Many online resources can help you exercise your pronunciation. These resources usually have audio clips of native speakers pronouncing the words so that you can listen and imitate the sounds. You can also find quizzes and exercises that will test your understanding of the tones.
Tip No. 4 Use an App to Practice Pronunciation
There are also apps available that can help you improve your diction. These apps usually have audio lessons and clips of Chinese people pronouncing the words and interactive exercises that will help you improve and master your skills.
Tip No. 5 Listen to Good Examples
Knowing the rules and all are great, but it’s tough to reproduce them if you don’t have some great examples to refer to. Apart from your Chinese teachers or pronunciation guides, you can look to other sources for your everyday input of good Chinese pronunciation as well.
Children’s nursery rhymes, cartoons, video lessons, or audiobooks are some of the best materials for the beginner. After all, these are made for early Chinese speakers. If you feel ready for something more advanced, you can also tune in to Chinese news broadcasts – these will really give you some of the best examples of standard diction you can find.
Tip No. 6 Get help
Mistakes are inevitable at the learning stage, but what matters is that you spot them and correct them before they become a persistent errors. It always helps to have the guidance of a teacher figure to give you feedback on your Chinese diction and any mistakes you make.

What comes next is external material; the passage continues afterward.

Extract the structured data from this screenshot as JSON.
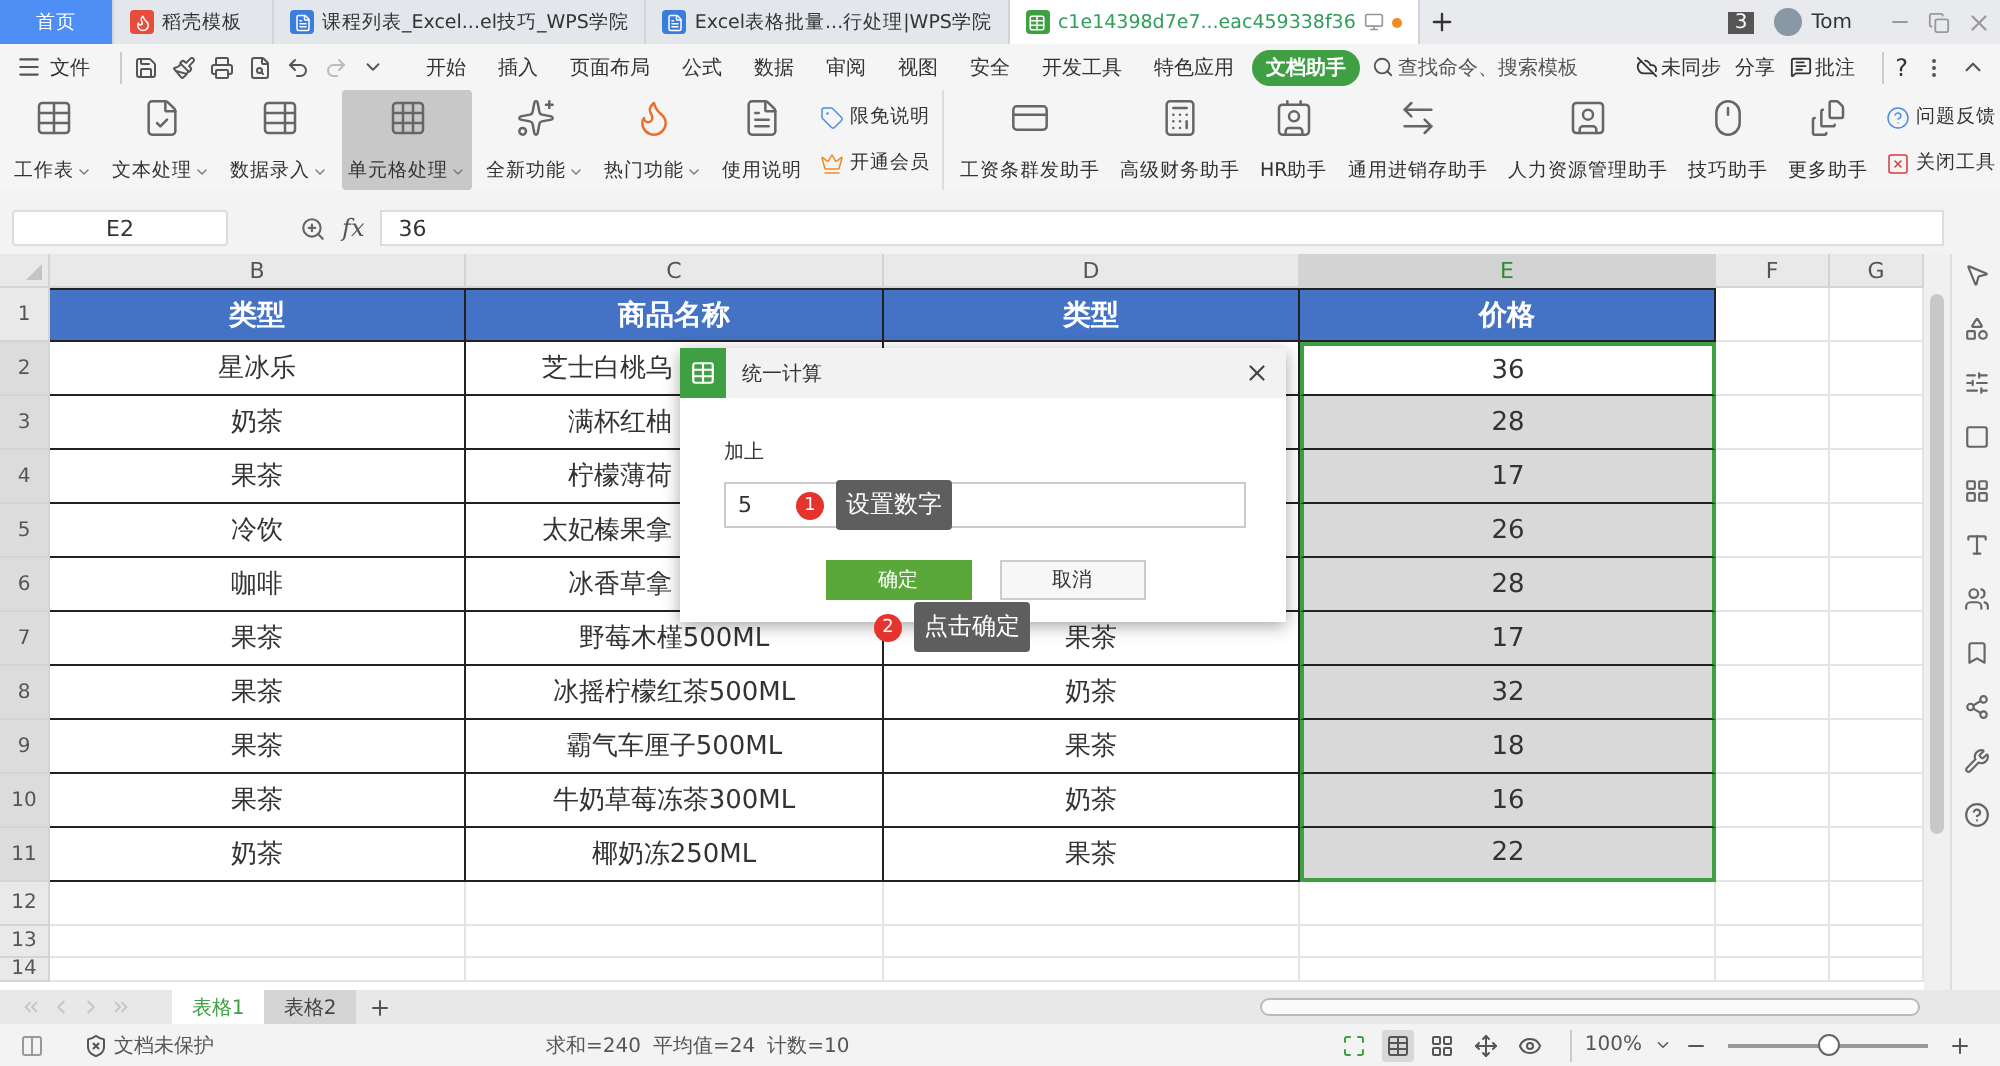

You can even do so through an online Mandarin course – through video conferencing, and your teacher can still help you correct and improve your Chinese pronunciation.
Tip No. 7 Make your own language environment.
When we immerse ourselves in our target language environment, we can get the most accurate feedback on how well we’re doing with pronunciation. If your surroundings are mostly filled with English speakers, it isn’t easy to gauge whether your Chinese sounds close to the original or not.
But by hanging out with more Chinese friends, listening to more Chinese music and reading books originally written in Mandarin, you will be able to subconsciously train your ear to better distinguish the tone and sound of the language.
Tip No. 8 Learn from Your Mistakes
As a beginner learning a new skill, we always make mistakes. The key is to learn from these mistakes and not repeat them. This principle also applies to diction. Remember, practice makes perfect, so the more you practice, the more likely you are to master the grammar and make fewer errors.
Instead of getting frustrated, see these errors as an opportunity to learn and improve. After all, no one is perfect! With a bit of training and patience, you will be able to nail down that perfect Chinese pronunciation!
Tip No. 9 Always Review your Pronunciation
Last but not least, it’s important that students keep practising and reviewing their pronunciation regularly. This way, the syllable tones and sounds of Mandarin will become more natural to you, and you’ll be able to use them with greater fluency.
English speakers should keep these tips in mind and practice as often as possible, and soon they will be speaking Chinese like a native speaker!
There is no lack of ways to improve your Chinese pronunciation if you are willing to put in the work. Starting from the basic rules to the constant practice and correction, Chinese pronunciation is tough but not impossible to grasp.
For students who want to polish their Mandarin pronunciation, why not join us in one of our online Mandarin courses? We’ll be more than glad to have you onboard to brush up on your diction, as well as other aspects of learning Mandarin.